The MERL works collaboratively with schools, colleges and their students to ensure relevant, creative and meaningful engagement. We work collaboratively on projects which adopt creative and innovative approaches to our collections and the curriculum. Here are some of examples of our past and present projects.
Diwali at The MERL and Reading Museum 2020
The Museum of English Rural Life and Reading Museum have been working with Kala the Arts, a leading dance organisation that specialises in the Odissi South Asian dance as part of an ambitious schools and community project in Reading.
As part of the project 3 local schools have taken online workshops in a series of dances relating to the story of Diwali. The story of Rama and Sita has been split into different scenes, each scene being depicted through movement and expression.
To support these workshops, we have developed a range of resources detailing the Story of Rama and Sita, Odissi dance expressions in body positions and hand shapes, objects in our collection linked to Diwali and decoration like Rangoli and Diya lamps. These resources connect cross-cultural celebration, dance and festival themes and can support the national curriculum in cultural capital, Religious Education and Physical Education.
Examples of past projects include:
Making the Ordinary Extraordinary: Agriculture in Medieval Times
This partnership project between The Abbey School and the MERL was to adapt an existing scheme of work on Medieval Life.

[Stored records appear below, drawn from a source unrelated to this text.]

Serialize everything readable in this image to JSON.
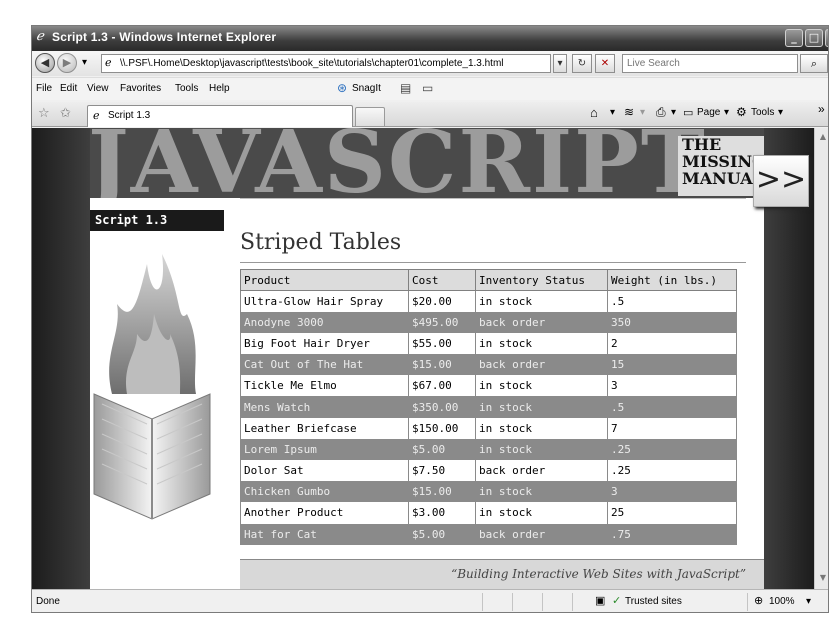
{
  "window": {
    "title": "Script 1.3 - Windows Internet Explorer",
    "ie_icon": "ie-icon",
    "buttons": [
      "_",
      "□",
      "X"
    ]
  },
  "addressbar": {
    "back_icon": "◀",
    "forward_icon": "▶",
    "url": "\\\\.PSF\\.Home\\Desktop\\javascript\\tests\\book_site\\tutorials\\chapter01\\complete_1.3.html",
    "dropdown": "▾",
    "refresh": "↻",
    "stop": "✕",
    "search_placeholder": "Live Search",
    "search_icon": "⌕"
  },
  "menubar": {
    "items": [
      "File",
      "Edit",
      "View",
      "Favorites",
      "Tools",
      "Help"
    ],
    "snagit_label": "SnagIt"
  },
  "tabbar": {
    "tab_label": "Script 1.3",
    "home_icon": "⌂",
    "feeds_icon": "≋",
    "print_icon": "⎙",
    "page_label": "Page",
    "tools_label": "Tools",
    "overflow": "»"
  },
  "page": {
    "banner_text": "JAVASCRIPT",
    "badge_lines": [
      "THE",
      "MISSING",
      "MANUAL"
    ],
    "next_arrow": ">>",
    "side_label": "Script 1.3",
    "heading": "Striped Tables",
    "table": {
      "headers": [
        "Product",
        "Cost",
        "Inventory Status",
        "Weight (in lbs.)"
      ],
      "rows": [
        [
          "Ultra-Glow Hair Spray",
          "$20.00",
          "in stock",
          ".5"
        ],
        [
          "Anodyne 3000",
          "$495.00",
          "back order",
          "350"
        ],
        [
          "Big Foot Hair Dryer",
          "$55.00",
          "in stock",
          "2"
        ],
        [
          "Cat Out of The Hat",
          "$15.00",
          "back order",
          "15"
        ],
        [
          "Tickle Me Elmo",
          "$67.00",
          "in stock",
          "3"
        ],
        [
          "Mens Watch",
          "$350.00",
          "in stock",
          ".5"
        ],
        [
          "Leather Briefcase",
          "$150.00",
          "in stock",
          "7"
        ],
        [
          "Lorem Ipsum",
          "$5.00",
          "in stock",
          ".25"
        ],
        [
          "Dolor Sat",
          "$7.50",
          "back order",
          ".25"
        ],
        [
          "Chicken Gumbo",
          "$15.00",
          "in stock",
          "3"
        ],
        [
          "Another Product",
          "$3.00",
          "in stock",
          "25"
        ],
        [
          "Hat for Cat",
          "$5.00",
          "back order",
          ".75"
        ]
      ]
    },
    "footer": "“Building Interactive Web Sites with JavaScript”"
  },
  "statusbar": {
    "status": "Done",
    "zone": "Trusted sites",
    "zoom": "100%"
  }
}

The collaboration resulted in the design and development of a learning programme using museum objects in the teaching of Medieval farming for Year Seven students. Over the Autumn Term, pupils engaged with object handling, used research skills to investigate primary and secondary sources and then used their knowledge to run a school debate and curate an exhibition in school.
The Full English Extra
This was a collaborative project with the English Folk Dance and Song Society (EFDSS) and Arbour Vale School and the Reading Music Centre. The aim of this project was to see how the MERL collections can be used creatively to inspire folk music for a young audience. Two projects were undertaken:
Arbour Vale School
English Folk Dance and Song Society (EFDSS) artists worked collaboratively to deliver sessions over four Friday mornings. Using two songs about rural life as a starting point (Daddy Fox and A Country Boy), pupils in two Key Stage 3 classes and the school choir explored and developed the musical material using voices, instruments, movement and Makaton signing. The songs and photographs from the Museum were used as stimuli for cross-arts work, including creating soundscapes and making props, forming part of the final sharing performance.
Reading Music Centre String Orchestra
Working with the Director of the orchestra, EFDSS artists sourced musical material from the EFDSS digital archive which were accessible to string players and had plenty of potential for musical development. Over five Friday evening sessions, the players were introduced to the music through learning by ear. This encouraged them to work together, acknowledging and listening to each other and playing as a more effective ensemble. A final piece, using ideas from the string players, was worked into a soundtrack to accompany a film of a threshing machine, similar to one which forms part of the MERL’s collection.
Visit the EDFSS website to find out more about the project and discover the resources created.
Have a project in mind? Contact Phillippa Heath, Learning and Engagement Manager, on email@example.com to discuss further.